Indeed, the female characters Inge created for Picnic are what makes it sing. Yes, the intrusion of a wild man into the proceedings, a drifter with no manners or even decency, brings the necessary drama to the proceedings, but it is the women who are by far more interesting than the men. The play received excellent reviews with Brooks Atkinson in the New York Times eloquently stating its strength: “Since Mr. Inge can write comedy as well as drama, the first stirrings among the girls and women are amusing. But Picnic is a deadly serious play. Before it is over, the vagrant with the loud mouth and the unsavory past has altered the whole landscape. Whatever was unreal in the first scene is brutally real in the last act. Forces get loose that no one will ever again put under control.”
In addition to these two plays, Inge would have two more hits in the fifties: Bus Stop and The Dark at the Top of the Stairs. It was an envious run, but a run is what it was. His next (and final) three Broadway shows all closed quickly. And though he did write the film Splendor in the Grass which won him the 1961 Academy Award for Best Original Screenplay, it was an anomaly. His follow-up was another original screenplay, All Fall Down, which is a good movie, but did not do much box office. After that, it was downhill; rewriting the poorly received Broadway production of his A Loss of Roses, it was lackluster as a film in spite of its more provocative title, The Stripper. And 1965's Bus Riley’s Back in Town, a vehicle for the red-hot Ann-Margret, is best not mentioned at all (though I’m mentioning it).
“By Walter Gage,” Inge’s real name, used to disassociate himself from the finished product.

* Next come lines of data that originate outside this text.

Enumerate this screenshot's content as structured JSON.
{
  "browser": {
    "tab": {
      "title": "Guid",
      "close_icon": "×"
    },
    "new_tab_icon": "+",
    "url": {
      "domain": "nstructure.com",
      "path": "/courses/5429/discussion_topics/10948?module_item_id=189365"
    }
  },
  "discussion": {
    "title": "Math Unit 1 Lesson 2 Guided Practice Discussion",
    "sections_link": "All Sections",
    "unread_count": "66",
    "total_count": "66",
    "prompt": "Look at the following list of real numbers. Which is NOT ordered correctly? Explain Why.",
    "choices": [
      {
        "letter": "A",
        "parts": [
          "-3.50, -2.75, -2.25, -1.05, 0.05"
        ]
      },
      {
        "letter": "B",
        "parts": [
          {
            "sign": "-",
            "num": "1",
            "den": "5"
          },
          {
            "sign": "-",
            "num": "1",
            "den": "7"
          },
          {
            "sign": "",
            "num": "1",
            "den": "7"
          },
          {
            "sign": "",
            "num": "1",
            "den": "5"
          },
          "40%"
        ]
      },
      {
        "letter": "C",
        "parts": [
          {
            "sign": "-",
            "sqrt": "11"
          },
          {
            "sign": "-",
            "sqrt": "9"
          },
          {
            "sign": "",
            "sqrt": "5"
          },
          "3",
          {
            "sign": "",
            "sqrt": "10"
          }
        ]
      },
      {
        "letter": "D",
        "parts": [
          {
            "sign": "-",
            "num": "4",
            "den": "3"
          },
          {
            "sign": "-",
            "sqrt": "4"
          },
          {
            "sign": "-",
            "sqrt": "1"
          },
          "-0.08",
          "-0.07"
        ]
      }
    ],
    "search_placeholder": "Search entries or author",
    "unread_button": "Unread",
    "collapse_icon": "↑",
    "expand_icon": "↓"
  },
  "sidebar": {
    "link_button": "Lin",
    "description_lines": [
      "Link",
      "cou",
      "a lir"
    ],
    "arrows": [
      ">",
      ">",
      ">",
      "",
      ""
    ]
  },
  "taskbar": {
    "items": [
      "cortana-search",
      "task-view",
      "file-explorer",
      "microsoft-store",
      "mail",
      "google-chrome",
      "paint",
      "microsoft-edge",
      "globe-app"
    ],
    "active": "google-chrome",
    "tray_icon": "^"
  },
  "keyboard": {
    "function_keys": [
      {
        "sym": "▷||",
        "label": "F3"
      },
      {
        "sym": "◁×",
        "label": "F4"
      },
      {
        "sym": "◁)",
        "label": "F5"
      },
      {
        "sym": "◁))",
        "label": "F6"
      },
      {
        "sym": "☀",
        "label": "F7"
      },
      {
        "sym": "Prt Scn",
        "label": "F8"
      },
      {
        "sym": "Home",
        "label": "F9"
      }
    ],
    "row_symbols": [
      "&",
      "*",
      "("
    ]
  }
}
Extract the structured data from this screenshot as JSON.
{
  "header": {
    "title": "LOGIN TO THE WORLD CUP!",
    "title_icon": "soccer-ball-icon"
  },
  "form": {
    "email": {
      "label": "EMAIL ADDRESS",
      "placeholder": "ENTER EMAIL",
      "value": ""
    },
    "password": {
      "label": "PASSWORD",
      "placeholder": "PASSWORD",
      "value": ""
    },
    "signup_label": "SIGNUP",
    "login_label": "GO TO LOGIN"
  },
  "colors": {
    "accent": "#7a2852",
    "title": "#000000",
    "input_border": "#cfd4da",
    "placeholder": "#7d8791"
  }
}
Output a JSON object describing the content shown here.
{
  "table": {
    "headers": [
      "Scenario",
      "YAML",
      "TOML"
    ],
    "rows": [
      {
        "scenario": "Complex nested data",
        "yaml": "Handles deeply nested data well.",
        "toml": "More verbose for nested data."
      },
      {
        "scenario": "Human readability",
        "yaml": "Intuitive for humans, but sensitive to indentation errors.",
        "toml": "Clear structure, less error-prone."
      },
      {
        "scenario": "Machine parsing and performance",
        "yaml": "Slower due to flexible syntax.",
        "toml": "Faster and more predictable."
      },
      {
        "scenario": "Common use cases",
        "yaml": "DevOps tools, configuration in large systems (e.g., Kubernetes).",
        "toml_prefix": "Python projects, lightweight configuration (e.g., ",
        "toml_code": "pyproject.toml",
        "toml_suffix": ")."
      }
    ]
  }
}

Of Inge’s Broadway career, theatre historian Ethan Mordden has written somewhat condescendingly that “without the poetry of Williams or the moral ratiocination of Miler, Inge made that brand-name duo a triumvirate for a while with a little craft and a little flamboyance.” Perhaps true, but then again, it is no small feat for Inge to have had four hit Broadway shows between 1950 and 1957, creating rich and indelible characters for some of the best actors of the 50s: Kim Stanley, Paul Newman, Eileen Heckart, Elaine Stritch and Pat Hingle.
No billing in this early ad for Paul Newman, who made his Broadway debut in “Picnic.”
Sadly, beset with failures that plagued him, Inge committed suicide in Los Angeles on June 10, 1973, just five weeks after his 60th birthday. But he is in no way forgotten, particularly by way of the Inge Theatre Festival, held every year in Independence, which is a worthy testament to his legacy.
Ron Fassler’s Up in the Cheap Seats: a Historical Memoir of Broadway, is available now, exclusively for sale by Griffith Moon Publishing: https://griffithmoon.com/cheapseats/